Openreach, which runs the UK’s broadband infrastructure, but will become its own entity following years of negotiations with British telecoms regulator, Ofcom. BT rivals, including Sky and TalkTalk, have made regular complaints that BT was offering poor service for high charges without enough investment.
The two companies have been disputing the separation for almost two years, and at one point the regulator threatened to take the case all the way to the European commission in Brussels.
Ofcom believed that BT was stifling competition with its an unfair advantage and wished the company to become separate from Openreach to accelerate the roll out of superfast broadband. However, BT insisted that there was no adequate safety net for the protection of the 32,000 employees’ pensions.
In order to protect these employees , new legislation will be passed by the government that underwrites BT’s £47bn retirement fund.
Gavin Patterson, BT Chief Executive, said: “I believe this agreement will serve the long-term interests of millions of UK households, businesses and service providers that rely on our infrastructure. It will also end a period of uncertainty for our people and support further investment in the UK’s digital infrastructure.”

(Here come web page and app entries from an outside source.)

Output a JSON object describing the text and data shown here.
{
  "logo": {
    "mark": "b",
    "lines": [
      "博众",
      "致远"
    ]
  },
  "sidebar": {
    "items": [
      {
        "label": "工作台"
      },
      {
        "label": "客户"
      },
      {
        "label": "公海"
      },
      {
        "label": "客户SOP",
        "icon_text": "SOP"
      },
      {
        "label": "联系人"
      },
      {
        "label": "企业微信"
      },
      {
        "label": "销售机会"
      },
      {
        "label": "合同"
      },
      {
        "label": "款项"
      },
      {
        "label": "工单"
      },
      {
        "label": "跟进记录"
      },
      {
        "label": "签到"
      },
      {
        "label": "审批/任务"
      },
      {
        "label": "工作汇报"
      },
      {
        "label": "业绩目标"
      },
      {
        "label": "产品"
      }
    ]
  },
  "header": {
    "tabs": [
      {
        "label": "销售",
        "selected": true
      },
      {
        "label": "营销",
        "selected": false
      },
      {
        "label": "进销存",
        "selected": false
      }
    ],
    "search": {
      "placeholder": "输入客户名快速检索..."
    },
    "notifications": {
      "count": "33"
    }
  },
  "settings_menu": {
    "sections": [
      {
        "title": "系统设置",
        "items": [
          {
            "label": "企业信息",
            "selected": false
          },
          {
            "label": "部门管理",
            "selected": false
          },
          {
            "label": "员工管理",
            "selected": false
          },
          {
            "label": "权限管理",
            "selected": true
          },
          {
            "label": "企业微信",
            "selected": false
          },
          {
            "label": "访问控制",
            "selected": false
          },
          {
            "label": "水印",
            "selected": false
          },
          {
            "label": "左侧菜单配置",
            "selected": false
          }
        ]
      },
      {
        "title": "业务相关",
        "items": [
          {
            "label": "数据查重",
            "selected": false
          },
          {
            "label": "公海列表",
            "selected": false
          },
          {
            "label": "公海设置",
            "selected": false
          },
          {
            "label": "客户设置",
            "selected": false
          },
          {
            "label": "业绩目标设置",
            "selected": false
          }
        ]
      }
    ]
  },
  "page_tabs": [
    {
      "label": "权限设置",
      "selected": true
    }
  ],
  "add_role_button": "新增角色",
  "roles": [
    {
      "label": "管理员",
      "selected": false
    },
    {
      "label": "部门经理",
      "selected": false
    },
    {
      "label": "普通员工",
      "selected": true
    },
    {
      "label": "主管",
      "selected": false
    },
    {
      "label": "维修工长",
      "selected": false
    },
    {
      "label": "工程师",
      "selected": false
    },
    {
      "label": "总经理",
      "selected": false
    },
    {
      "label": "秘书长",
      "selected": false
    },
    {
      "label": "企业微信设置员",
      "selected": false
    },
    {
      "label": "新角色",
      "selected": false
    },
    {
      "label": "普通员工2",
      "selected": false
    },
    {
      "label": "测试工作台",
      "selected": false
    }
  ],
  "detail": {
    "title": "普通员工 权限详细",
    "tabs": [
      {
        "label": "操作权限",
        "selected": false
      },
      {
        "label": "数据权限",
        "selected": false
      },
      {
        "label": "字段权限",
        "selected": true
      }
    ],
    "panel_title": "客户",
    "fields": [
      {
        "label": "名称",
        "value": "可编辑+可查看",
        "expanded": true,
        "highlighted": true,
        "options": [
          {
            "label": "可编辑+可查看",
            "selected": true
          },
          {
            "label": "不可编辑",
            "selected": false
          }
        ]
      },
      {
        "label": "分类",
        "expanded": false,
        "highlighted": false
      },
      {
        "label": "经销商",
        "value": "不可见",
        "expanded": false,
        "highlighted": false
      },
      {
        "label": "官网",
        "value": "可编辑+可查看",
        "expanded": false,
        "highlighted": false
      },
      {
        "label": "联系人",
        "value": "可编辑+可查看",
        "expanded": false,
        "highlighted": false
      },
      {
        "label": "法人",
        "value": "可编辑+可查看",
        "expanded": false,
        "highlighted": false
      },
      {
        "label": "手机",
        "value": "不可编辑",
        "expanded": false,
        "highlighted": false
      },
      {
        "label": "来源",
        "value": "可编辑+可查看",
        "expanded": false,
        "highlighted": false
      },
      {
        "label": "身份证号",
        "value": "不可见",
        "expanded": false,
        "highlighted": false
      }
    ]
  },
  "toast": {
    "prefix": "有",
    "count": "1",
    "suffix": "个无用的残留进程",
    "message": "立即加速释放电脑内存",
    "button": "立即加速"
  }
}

“This has been a long and challenging review where we have been balancing a number of competing interests. We have listened to criticism of our business and as a result are willing to make fundamental changes to the way Openreach will work in the future.”
The agreement will see 32,000 employees transferred to Openreach, once pension arrangements have been carried out, with the company set to have its own branding, differentiating it from BT.
The telecoms regulator did threaten to force the split if BT did not comply with the changes, but Ofcom said that BT had agreed to all of its requests pertaining to concerns of unfair competition.
Kester Mann, Principle Analyst, Operators, CCS Insight, said: “Today’s news provides welcome certainty after a long-running and bitter dispute over the future of the UK broadband network. Resolving it now, without having to go to Brussels to enforce a new structure, will bring much-needed stability to a UK market still reeling from the Brexit referendum.”
“The agreement reflects Ofcom’s determination to improve BT’s performance and clear concern that the UK broadband market has not been as competitive or operated as effectively as it would have liked.”
The telco’s chief executive will retain the right to veto the Openreach boss but must inform Ofcom beforehand.